I am a regular rider on the Bay Area Rapid Transit system. The fact that BART’s fares have increased up to 50 percent over the last 10 years hasn’t been excessively burdensome for me. A round trip on BART still costs less than driving and is much better for the environment. (Parking fees at BART lots have also increased, but generally I walk or take buses to BART stations.) But I doubt all riders, 40 percent of whom are low income, feel the same.
BART’s fares, however, must keep pace with its costs, and the largest of those is employee compensation and benefits, which make up 58 percent of operating expenses. Since 2000, BART’s spending on wages and benefits has risen more than 60 percent.

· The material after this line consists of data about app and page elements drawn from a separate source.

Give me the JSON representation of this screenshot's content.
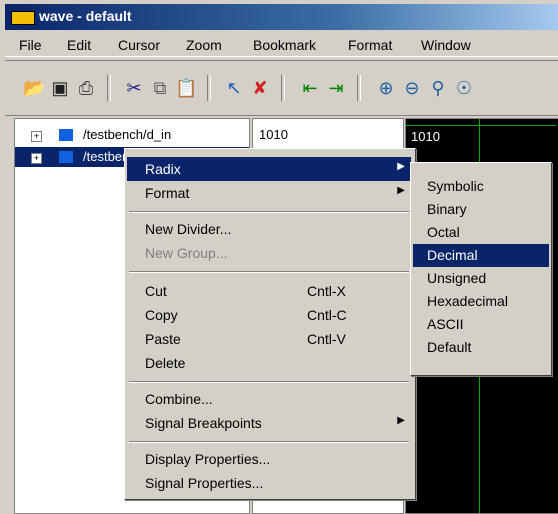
{
  "window": {
    "title": "wave - default"
  },
  "menubar": [
    "File",
    "Edit",
    "Cursor",
    "Zoom",
    "Bookmark",
    "Format",
    "Window"
  ],
  "toolbar": {
    "icons": [
      "open-folder-icon",
      "save-icon",
      "print-icon",
      "cut-icon",
      "copy-icon",
      "paste-icon",
      "select-pointer-icon",
      "delete-icon",
      "goto-prev-edge-icon",
      "goto-next-edge-icon",
      "zoom-in-icon",
      "zoom-out-icon",
      "zoom-full-icon",
      "zoom-cursor-icon"
    ]
  },
  "signals": [
    {
      "name": "/testbench/d_in",
      "value": "1010",
      "wave": "1010"
    },
    {
      "name": "/testbench/...",
      "value": "",
      "wave": ""
    }
  ],
  "context_menu": {
    "items": [
      {
        "label": "Radix",
        "shortcut": "",
        "submenu": true,
        "selected": true,
        "disabled": false
      },
      {
        "label": "Format",
        "shortcut": "",
        "submenu": true,
        "selected": false,
        "disabled": false
      },
      {
        "label": "New Divider...",
        "shortcut": "",
        "submenu": false,
        "selected": false,
        "disabled": false
      },
      {
        "label": "New Group...",
        "shortcut": "",
        "submenu": false,
        "selected": false,
        "disabled": true
      },
      {
        "label": "Cut",
        "shortcut": "Cntl-X",
        "submenu": false,
        "selected": false,
        "disabled": false
      },
      {
        "label": "Copy",
        "shortcut": "Cntl-C",
        "submenu": false,
        "selected": false,
        "disabled": false
      },
      {
        "label": "Paste",
        "shortcut": "Cntl-V",
        "submenu": false,
        "selected": false,
        "disabled": false
      },
      {
        "label": "Delete",
        "shortcut": "",
        "submenu": false,
        "selected": false,
        "disabled": false
      },
      {
        "label": "Combine...",
        "shortcut": "",
        "submenu": false,
        "selected": false,
        "disabled": false
      },
      {
        "label": "Signal Breakpoints",
        "shortcut": "",
        "submenu": true,
        "selected": false,
        "disabled": false
      },
      {
        "label": "Display Properties...",
        "shortcut": "",
        "submenu": false,
        "selected": false,
        "disabled": false
      },
      {
        "label": "Signal Properties...",
        "shortcut": "",
        "submenu": false,
        "selected": false,
        "disabled": false
      }
    ]
  },
  "radix_submenu": {
    "items": [
      "Symbolic",
      "Binary",
      "Octal",
      "Decimal",
      "Unsigned",
      "Hexadecimal",
      "ASCII",
      "Default"
    ],
    "selected": "Decimal"
  },
  "colors": {
    "title_start": "#0a246a",
    "title_end": "#a6caf0",
    "selection": "#0a246a",
    "signal_square": "#1060e0",
    "wave_green": "#00b000"
  }
}
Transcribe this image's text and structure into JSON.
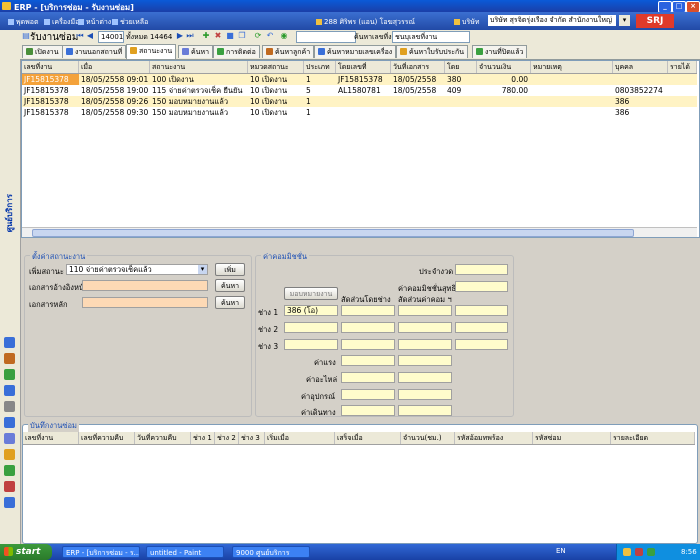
{
  "window": {
    "title": "ERP - [บริการซ่อม - รับงานซ่อม]"
  },
  "menu": {
    "items": [
      "พุดพอต",
      "เครื่องมือ",
      "หน้าต่าง",
      "ช่วยเหลือ"
    ],
    "user": "288 ศิริพร (แอน) โอฆสุวรรณ์",
    "company_label": "บริษัท",
    "company": "บริษัท สุรจิตรุ่งเรือง จำกัด สำนักงานใหญ่",
    "logo": "SRJ"
  },
  "toolbar": {
    "module_title": "รับงานซ่อม",
    "record_no": "14001",
    "record_total": "ทั้งหมด 14464",
    "search_label": "ค้นหาเลขที่งาน",
    "search_hint": "ชนบุเลขที่งาน"
  },
  "tabs": [
    {
      "label": "เปิดงาน",
      "color": "#4a8f3a"
    },
    {
      "label": "งานนอกสถานที่",
      "color": "#3a6fd8"
    },
    {
      "label": "สถานะงาน",
      "color": "#e0a020",
      "active": true
    },
    {
      "label": "ค้นหา",
      "color": "#6a7cd8"
    },
    {
      "label": "การติดต่อ",
      "color": "#3aa040"
    },
    {
      "label": "ค้นหาลูกค้า",
      "color": "#c06a20"
    },
    {
      "label": "ค้นหาหมายเลขเครื่อง",
      "color": "#3a6fd8"
    },
    {
      "label": "ค้นหาใบรับประกัน",
      "color": "#e0a020"
    },
    {
      "label": "งานที่ปิดแล้ว",
      "color": "#3aa040"
    }
  ],
  "sidebar": {
    "title": "ศูนย์บริการ"
  },
  "grid": {
    "columns": [
      "เลขที่งาน",
      "เมื่อ",
      "สถานะงาน",
      "หมวดสถานะ",
      "ประเภท",
      "โดยเลขที่",
      "วันที่เอกสาร",
      "โดย",
      "จำนวนเงิน",
      "หมายเหตุ",
      "บุคคล",
      "รายได้"
    ],
    "rows": [
      {
        "job": "JF15815378",
        "when": "18/05/2558 09:01",
        "status": "100 เปิดงาน",
        "category": "10 เปิดงาน",
        "type": "1",
        "ref": "JF15815378",
        "doc_date": "18/05/2558",
        "by": "380",
        "amount": "0.00",
        "note": "",
        "person": "",
        "income": "",
        "selected": true
      },
      {
        "job": "JF15815378",
        "when": "18/05/2558 19:00",
        "status": "115 จ่ายค่าตรวจเช็ค ยืนยัน",
        "category": "10 เปิดงาน",
        "type": "5",
        "ref": "AL1580781",
        "doc_date": "18/05/2558",
        "by": "409",
        "amount": "780.00",
        "note": "",
        "person": "0803852274",
        "income": ""
      },
      {
        "job": "JF15815378",
        "when": "18/05/2558 09:26",
        "status": "150 มอบหมายงานแล้ว",
        "category": "10 เปิดงาน",
        "type": "1",
        "ref": "",
        "doc_date": "",
        "by": "",
        "amount": "",
        "note": "",
        "person": "386",
        "income": ""
      },
      {
        "job": "JF15815378",
        "when": "18/05/2558 09:30",
        "status": "150 มอบหมายงานแล้ว",
        "category": "10 เปิดงาน",
        "type": "1",
        "ref": "",
        "doc_date": "",
        "by": "",
        "amount": "",
        "note": "",
        "person": "386",
        "income": ""
      }
    ]
  },
  "status_panel": {
    "title": "ตั้งค่าสถานะงาน",
    "add_status_label": "เพิ่มสถานะ",
    "add_status_value": "110 จ่ายค่าตรวจเช็คแล้ว",
    "add_button": "เพิ่ม",
    "ref_doc_label": "เอกสารอ้างอิงหน้า",
    "ref_doc_value": "",
    "main_doc_label": "เอกสารหลัก",
    "main_doc_value": "",
    "search_button": "ค้นหา"
  },
  "commission_panel": {
    "title": "ค่าคอมมิชชั่น",
    "assign_button": "มอบหมายงาน",
    "col_ratio": "สัดส่วนโดยช่าง",
    "col_comm": "สัดส่วนค่าคอม ฯ",
    "history_label": "ประจำงวด",
    "net_label": "ค่าคอมมิชชั่นสุทธิ",
    "tech_labels": [
      "ช่าง 1",
      "ช่าง 2",
      "ช่าง 3"
    ],
    "tech1_value": "386 (โอ)",
    "fee_labels": [
      "ค่าแรง",
      "ค่าอะไหล่",
      "ค่าอุปกรณ์",
      "ค่าเดินทาง"
    ]
  },
  "log_panel": {
    "title": "บันทึกงานซ่อม",
    "columns": [
      "เลขที่งาน",
      "เลขที่ความคืบ",
      "วันที่ความคืบ",
      "ช่าง 1",
      "ช่าง 2",
      "ช่าง 3",
      "เริ่มเมื่อ",
      "เสร็จเมื่อ",
      "จำนวน(ชม.)",
      "รหัสอ้อมทพร้อง",
      "รหัสซ่อม",
      "รายละเอียด"
    ]
  },
  "taskbar": {
    "start": "start",
    "tasks": [
      "ERP - [บริการซ่อม - ร...",
      "untitled - Paint",
      "9000 ศูนย์บริการ"
    ],
    "lang": "EN",
    "time": "8:56"
  }
}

It’s not that BART employees take home Wall Street-level wages. They don’t. Average compensation is $130,000 per employee, including salary and health and retirement benefits. With more than 3,200 BART employees however, that’s about $400 million per year.
This is why riders have a big stake in the BART negotiations – and why those negotiations are not simply a matter of choosing to stand with labor or management. It is also whether to stand with riders.

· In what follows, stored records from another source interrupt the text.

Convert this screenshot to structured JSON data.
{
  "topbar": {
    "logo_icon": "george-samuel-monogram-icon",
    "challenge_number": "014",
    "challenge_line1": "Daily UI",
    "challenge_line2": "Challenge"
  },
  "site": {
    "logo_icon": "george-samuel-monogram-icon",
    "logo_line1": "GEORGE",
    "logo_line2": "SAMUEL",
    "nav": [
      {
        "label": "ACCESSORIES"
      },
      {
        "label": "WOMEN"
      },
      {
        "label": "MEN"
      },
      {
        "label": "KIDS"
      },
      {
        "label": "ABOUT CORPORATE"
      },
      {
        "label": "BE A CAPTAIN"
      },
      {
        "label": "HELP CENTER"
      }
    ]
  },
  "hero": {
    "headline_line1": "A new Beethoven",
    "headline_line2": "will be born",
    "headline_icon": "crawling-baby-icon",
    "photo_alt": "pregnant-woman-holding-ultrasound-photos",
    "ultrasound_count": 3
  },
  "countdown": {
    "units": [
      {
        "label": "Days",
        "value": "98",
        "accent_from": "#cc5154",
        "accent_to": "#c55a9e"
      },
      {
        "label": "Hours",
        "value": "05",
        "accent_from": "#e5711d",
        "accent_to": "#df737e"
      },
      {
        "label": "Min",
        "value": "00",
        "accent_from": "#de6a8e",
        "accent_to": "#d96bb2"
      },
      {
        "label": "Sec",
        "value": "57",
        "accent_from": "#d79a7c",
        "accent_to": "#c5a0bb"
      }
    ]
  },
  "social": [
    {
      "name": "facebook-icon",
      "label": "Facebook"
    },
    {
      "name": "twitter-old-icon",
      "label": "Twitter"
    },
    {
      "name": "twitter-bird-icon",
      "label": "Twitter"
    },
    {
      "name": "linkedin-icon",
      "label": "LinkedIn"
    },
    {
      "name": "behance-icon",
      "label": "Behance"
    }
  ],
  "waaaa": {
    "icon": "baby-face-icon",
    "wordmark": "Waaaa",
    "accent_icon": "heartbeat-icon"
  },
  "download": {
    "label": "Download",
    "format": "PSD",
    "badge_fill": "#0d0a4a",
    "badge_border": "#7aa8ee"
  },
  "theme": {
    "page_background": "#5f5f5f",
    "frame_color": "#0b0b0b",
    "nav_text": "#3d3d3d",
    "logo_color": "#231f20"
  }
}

BART workers also have a big stake in negotiations, but not just for the obvious and perfectly legitimate reason that they’d like to be paid more. It is because BART has a deeply underfunded retirement system. If more money is not paid into that system, retiree benefits are at risk. Actions taken (or not taken) 10 and 20 years ago by self-proclaimed pro-labor politicians in Detroit, Chicago, Stockton and San Bernardino have ended up producing enormous pain for citizens in those fiscally challenged cities and municipal employees. The same thing could happen to BART retirees.
Because Stockton failed to set aside a single penny for retiree health care, innocent city retirees saw their health care benefits completely eliminated in a single day. Because Detroit failed to set aside enough money for pensions, municipal retirees have been offered only 10 cents on the $1 for their pension benefits. By underfunding retirement promises and even engaging in smear campaigns against those who called for better funding of retirement promises, supposedly pro-labor politicians did a disservice to the very people they claimed to support.
BART workers are already paying a price for poor past practices because a portion of BART’s current benefit costs goes to cover underfunded past promises. Worse, by continuing the same practice, future workers are being set up for a larger dose of the same pain.
There are two more constituencies with a big stake in the outcome of the BART negotiations: the environment and Bay Area citizens, who benefit from a transportation system that helps keep the air clean, greenhouse gas pollution low and our streets and highways less congested.
Every time I ride BART, I give thanks to the visionaries who conceived and built the system decades ago. But the system needs more than thanks – it needs a meaningful share of its revenue to go to maintenance, to improvements and, hopefully, to expansion.
There is no win-win outcome in the BART negotiations. All these constituencies need to be treated fairly: Workers deserve fair wages, benefits and secure retirement funds; riders deserve reasonable fares, a safe network and good service; and the environment and future generations deserve a robust and growing BART network. Negotiators need to keep all that in mind.
David Crane is a lecturer at Stanford University and president of Govern for California. www.governforcalifornia.org.